"But I am letting go. This is exactly what I'm doing here," he argues, his tone taking an irritated turn. Even then, his unsure face would make a different claim. They're manipulating him. Aren't they?
It then dawns upon him. It's not her fault he's like this. It isn't even those good-for-nothing, insensitive, utterly disorganized customers'.
It's his. It's his fault and exclusively his fault.
And that fuels his enforced departure even more.
He returns to his place on the edge of the bridge, and looks down. The water seems perfectly calm. His fall will be long but it's worth it to him. His thoughts will race one last time. He can't deal with this anymore. His feelings have been constantly mixed; he has no idea what he wants... well, except for this. He hopes no one will find him, maybe try to revive him. That would just make him want to try again.
And that is something he can't risk.
But it's not going to work. If, say, the Project worked, and they happen to bring you back to life, you'd still be a mess. You'd just... chatter your teeth a bit more. I hope you're grateful I didn't make things worse.
... She's right. The aberration sits beside him, gesturing for him to join him. He does so. "I... I don't know anymore." He sheds more than a few tears, catching them in his cheapish pocket square, the only thing available. "But at the same time, it's not as if I'm not acknowledging life isn't fair. It's just... it can't bear to see me happy. Can it?"

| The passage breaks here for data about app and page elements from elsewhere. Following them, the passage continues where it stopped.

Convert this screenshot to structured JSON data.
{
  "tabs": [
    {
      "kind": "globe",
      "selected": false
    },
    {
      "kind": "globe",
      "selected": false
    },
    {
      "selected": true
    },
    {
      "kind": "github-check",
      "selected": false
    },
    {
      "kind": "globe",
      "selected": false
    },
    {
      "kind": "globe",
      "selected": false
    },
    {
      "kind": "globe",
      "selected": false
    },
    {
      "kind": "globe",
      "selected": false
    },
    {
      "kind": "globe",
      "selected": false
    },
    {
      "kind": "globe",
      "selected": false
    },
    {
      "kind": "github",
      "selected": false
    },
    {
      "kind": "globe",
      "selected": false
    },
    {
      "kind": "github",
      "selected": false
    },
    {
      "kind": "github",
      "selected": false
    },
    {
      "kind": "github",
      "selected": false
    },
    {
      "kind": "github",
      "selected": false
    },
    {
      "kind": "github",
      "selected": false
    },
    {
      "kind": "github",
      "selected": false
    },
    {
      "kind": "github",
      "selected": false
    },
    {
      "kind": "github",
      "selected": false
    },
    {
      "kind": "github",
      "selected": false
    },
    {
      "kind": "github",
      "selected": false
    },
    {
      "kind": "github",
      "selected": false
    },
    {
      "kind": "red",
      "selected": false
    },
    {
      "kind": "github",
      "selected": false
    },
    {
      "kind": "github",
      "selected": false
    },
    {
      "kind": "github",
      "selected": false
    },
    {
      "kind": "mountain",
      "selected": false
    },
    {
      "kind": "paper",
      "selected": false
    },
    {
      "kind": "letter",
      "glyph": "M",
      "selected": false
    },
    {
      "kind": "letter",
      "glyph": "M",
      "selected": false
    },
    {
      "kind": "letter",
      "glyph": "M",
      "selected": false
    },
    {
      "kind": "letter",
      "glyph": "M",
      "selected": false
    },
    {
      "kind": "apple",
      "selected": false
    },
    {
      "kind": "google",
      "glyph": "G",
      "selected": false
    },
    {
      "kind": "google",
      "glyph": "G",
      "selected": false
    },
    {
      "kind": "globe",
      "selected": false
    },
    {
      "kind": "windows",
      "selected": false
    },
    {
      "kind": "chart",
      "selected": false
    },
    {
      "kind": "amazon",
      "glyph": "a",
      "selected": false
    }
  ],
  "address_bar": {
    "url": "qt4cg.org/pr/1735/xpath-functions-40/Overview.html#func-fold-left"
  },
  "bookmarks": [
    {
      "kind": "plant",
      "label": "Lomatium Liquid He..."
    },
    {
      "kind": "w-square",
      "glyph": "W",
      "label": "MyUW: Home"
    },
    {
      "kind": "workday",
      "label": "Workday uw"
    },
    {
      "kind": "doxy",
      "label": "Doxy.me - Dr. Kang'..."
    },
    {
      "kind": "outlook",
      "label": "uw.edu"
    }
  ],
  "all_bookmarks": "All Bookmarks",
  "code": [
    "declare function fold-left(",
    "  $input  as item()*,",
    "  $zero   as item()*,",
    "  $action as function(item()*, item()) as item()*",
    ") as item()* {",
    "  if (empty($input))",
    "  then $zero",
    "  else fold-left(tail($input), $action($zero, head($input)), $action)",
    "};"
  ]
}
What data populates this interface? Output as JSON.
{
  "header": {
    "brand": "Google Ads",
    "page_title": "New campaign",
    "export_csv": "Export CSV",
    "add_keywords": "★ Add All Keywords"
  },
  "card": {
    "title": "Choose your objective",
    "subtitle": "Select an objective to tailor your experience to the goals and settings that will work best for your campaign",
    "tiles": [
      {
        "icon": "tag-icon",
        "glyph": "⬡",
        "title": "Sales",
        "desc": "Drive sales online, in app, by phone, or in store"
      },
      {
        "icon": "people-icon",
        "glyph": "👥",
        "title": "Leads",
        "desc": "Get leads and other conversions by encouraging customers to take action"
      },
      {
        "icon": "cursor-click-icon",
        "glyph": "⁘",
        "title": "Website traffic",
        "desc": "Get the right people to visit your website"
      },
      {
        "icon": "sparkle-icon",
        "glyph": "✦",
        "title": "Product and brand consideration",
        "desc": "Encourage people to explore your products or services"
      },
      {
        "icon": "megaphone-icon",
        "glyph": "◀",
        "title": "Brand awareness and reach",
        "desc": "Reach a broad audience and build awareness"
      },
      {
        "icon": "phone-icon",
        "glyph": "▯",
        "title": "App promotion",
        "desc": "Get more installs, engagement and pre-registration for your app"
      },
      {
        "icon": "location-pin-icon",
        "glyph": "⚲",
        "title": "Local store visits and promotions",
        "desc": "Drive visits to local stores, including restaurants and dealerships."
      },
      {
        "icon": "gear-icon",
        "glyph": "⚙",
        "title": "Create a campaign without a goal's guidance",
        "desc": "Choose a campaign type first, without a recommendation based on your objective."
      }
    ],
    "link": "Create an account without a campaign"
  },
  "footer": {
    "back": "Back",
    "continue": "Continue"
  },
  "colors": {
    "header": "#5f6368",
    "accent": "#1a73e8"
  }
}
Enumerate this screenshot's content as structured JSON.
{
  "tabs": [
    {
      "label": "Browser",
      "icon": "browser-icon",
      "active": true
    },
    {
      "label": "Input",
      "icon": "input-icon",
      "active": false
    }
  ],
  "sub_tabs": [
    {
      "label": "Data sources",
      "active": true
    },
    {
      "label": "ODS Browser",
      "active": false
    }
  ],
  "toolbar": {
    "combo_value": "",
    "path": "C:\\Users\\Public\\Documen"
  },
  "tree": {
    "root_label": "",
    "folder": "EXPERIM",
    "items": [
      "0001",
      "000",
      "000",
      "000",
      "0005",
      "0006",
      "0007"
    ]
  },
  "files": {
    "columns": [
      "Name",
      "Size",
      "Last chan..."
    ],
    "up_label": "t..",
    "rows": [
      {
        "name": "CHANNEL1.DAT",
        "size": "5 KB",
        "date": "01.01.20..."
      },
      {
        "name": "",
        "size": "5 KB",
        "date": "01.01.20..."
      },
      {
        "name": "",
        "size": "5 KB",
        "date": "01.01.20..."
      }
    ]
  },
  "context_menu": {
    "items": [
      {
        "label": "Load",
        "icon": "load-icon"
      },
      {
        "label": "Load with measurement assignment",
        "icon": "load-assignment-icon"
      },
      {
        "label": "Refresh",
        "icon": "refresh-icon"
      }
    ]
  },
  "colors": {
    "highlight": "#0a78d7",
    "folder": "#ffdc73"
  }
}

The choked exclamation catches the ear of one darkly-dressed, white-haired man.
His creation tilts its head. "Well... maybe I just need to accept that."
And you'd think we weren't trying to help!
"Forget it. I'll do this some other day."
The second man would be gliding by if not for the slightest, otherwise well-concealed limp.
"I'm clearly not sure enough to get anywhere. Not right now."
He then feels two hands grabbing his shoulders, pushing them downwards, further towards the water below. He tries to drive himself back but is effectively powerless. He's weak enough.
His enforced departure has arrived.
A smirk crawls across Finney's scarred face as he begins the shuffle to the next target. That was far easier than he expected. "Yeah, well, maybe not, eh?" he mutters, as Jeremy Goode plummets to his death.
Thanks for reading. Reviews would be hugely appreciated. Excuse how much I fail at writing emotionally – and my creative license with bridge architecture...